> [YOUR ASSIGNMENT]:
Search the material below for the string "Update" and list each line that holds it.

> [SUPPLIED DATA]:
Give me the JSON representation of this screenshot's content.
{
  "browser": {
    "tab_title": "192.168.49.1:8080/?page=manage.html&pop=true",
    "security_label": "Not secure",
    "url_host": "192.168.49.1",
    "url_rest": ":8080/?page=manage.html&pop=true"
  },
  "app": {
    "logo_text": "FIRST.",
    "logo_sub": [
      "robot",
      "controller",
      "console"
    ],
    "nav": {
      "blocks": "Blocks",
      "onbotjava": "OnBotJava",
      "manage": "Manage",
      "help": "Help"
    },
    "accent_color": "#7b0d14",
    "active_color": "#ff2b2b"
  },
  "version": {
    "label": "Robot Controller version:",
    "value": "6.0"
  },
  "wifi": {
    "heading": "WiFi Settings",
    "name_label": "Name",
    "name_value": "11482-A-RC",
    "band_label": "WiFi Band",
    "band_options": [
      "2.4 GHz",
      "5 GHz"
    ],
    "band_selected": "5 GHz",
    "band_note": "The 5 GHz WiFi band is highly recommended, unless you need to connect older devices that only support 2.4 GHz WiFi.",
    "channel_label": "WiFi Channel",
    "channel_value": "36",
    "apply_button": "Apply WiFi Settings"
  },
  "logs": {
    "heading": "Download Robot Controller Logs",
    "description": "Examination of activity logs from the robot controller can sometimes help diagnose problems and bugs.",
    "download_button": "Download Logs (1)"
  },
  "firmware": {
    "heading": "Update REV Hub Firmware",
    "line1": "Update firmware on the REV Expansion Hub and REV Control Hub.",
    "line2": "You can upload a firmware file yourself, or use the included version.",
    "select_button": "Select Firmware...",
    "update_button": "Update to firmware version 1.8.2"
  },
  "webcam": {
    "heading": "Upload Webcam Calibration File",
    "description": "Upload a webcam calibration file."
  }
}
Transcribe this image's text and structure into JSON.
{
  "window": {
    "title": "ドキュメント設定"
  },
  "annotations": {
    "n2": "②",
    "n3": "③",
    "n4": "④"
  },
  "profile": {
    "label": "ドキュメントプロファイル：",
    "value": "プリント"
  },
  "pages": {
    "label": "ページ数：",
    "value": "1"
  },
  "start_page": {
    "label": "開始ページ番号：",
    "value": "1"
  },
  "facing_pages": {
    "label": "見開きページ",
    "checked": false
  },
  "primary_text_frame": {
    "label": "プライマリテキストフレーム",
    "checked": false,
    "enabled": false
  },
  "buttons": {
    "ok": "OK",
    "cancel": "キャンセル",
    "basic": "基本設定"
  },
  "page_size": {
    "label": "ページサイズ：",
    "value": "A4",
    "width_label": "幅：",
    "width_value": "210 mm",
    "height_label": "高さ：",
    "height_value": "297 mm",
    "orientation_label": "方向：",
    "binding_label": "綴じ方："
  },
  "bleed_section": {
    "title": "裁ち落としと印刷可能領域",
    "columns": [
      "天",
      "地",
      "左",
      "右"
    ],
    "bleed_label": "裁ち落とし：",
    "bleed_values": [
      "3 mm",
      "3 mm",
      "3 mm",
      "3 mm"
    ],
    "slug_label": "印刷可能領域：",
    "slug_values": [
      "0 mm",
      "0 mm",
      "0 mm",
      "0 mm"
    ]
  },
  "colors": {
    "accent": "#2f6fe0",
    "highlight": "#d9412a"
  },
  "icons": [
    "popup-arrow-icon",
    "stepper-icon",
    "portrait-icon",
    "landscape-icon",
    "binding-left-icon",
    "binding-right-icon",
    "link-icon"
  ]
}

> [EXERCISE OUTPUT]:
    "heading": "Update REV Hub Firmware",
    "line1": "Update firmware on the REV Expansion Hub and REV Control Hub.",
    "update_button": "Update to firmware version 1.8.2"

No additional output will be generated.